That Donald Trump is manifestly unfit for the presidency of the United States should be beyond obvious by now. There are the personality defects: he's a braggart, a fabulist, a scammer, a narcissist prone to petulant outbursts, a compulsive liar (more in the vein of a sociopath than a typically cynical politician), a racist, and, as we have come to learn recently, certainly a boor and quite possibly a serial perpetrator of sexual assault. There are myriad political defects, too: his thin skin and tendency to lash out, his inability to make nice with members of his own party, his unhinged demagoguery, his fascistic tendencies, his animus toward the First Amendment, his threat to jail his opponents like a third-rate dictator, his idiotic plan to build a wall along the Mexican border, and—not that policy has really mattered all that much—his proposed tax giveaways to the very rich and a fiscal plan that might well lead the country to ruin. Even his singular claim to the office—that he built a multibillion-dollar empire thanks to his business acumen—is a sham, built as his empire was on a foundation of fraud, exploitation, and bankruptcies.
He is, in short, the worst candidate to claim a major party's nomination since at least World War II. As of this writing, it seems likely that he's going to lose—and lose badly. And all those who hitched their wagons to this ludicrous candidate and his deplorable base in hopes of boosting their political fortunes (ahem, Pat McCrory) deserve to go down with him. If you value political norms and basic human decency, it is your civic duty not just to see Trump defeated, but to see him clobbered by such a margin that the ideology he represents is wiped off the map—to show, once and for all, that we are better than that.
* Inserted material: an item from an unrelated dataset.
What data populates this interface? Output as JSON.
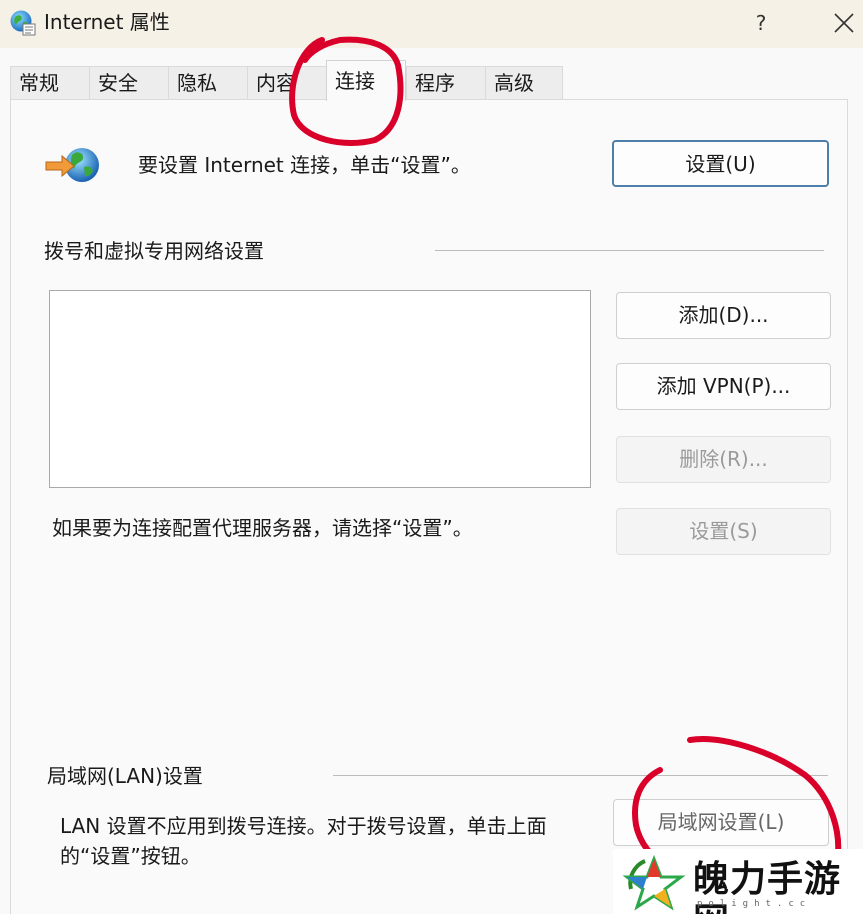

Which brings us to his opponents. First, Libertarian Gary Johnson, who, while preferable to Trump—in that he hasn't overtly targeted minorities and has more evolved views on criminal justice and drug prohibition—has demonstrated a reed-thin understanding of foreign policy and offers an equally foolish fiscal policy, which replaces the income tax with a consumption tax and proposes deregulation schemes that would be horrid for everyone but those at the upper echelons of the capitalist class. More to the point, Johnson's polling in the single digits and isn't going to win; a vote for him might as well be a vote for Trump. But even if that weren't the case, he's hardly a progressive champion—even if he does like to smoke weed. Second, Green Party candidate Jill Stein, who did not qualify for the North Carolina ballot but can be written in. Prone to conspiracy-minded pseudoscience such as the idea Wi-Fi is dangerous to children's brains, Stein is not a serious candidate. She's unworthy of even a protest vote.
Finally, Hillary Clinton—an imperfect candidate, to be sure. She is, in our view, overly cautious, calculating, and secretive, as the email scandal and, more recently, a spate of Wikileaks releases have demonstrated. The Clinton Foundation, as incredibly admirable as its work has been (and it has, no matter what Fox News tells you), also opened the door for the world's wealthiest individuals to try to curry favor through seven-figure (or higher) donations, furthering the perception that she and Bill Clinton habitually tiptoe to the edge of impropriety and think the rules don't apply to them. Moreover, her husband's administration was tarnished both by his own peccadillos and his loathsome triangulation. It's perfectly natural for progressives to fret that her administration, too, would be mired by scandal and compromise. And her vote for the Iraq War and hawkishness are certainly causes for concern.
But that doesn't mean she's merely the lesser of two evils. Put aside her flaws and missteps—all of which have been picked over and investigated and run through the talk radio meat grinder ad nauseam for the last quarter century—and you're left with a woman who has long advocated for the welfare of women and children, who ably demonstrated her skills as a diplomat while secretary of state, who diligently immerses herself into the nuts and bolts of policy, who believes government can be a force for progress, who has shown resilience in the face of vicious attacks, who has been knocked down time and time again but always gotten up.
And whatever Clinton's centrist leanings, the platform approved at the Democratic National Convention this summer is bar none the most progressive a major party has ever adopted (thanks, Bernie): marriage equality, minimum wage, climate change, a public option for health care, free college tuition for most families. She has proposed raising taxes on the wealthy and an ambitious jobs program, and, even if she accomplishes nothing else, she will forestall Republican attempts to roll back the Affordable Care Act, gut social services, and reconfigure the tax code to the Koch brothers' benefit. And, most important, she'll likely have the opportunity to stack the Supreme Court with justices more in the mold of Ruth Bader Ginsburg than Antonin Scalia, which will do more than anything else to entrench progressivism in the American political system for generations to come.
Also, did we mention that she's not Donald Trump?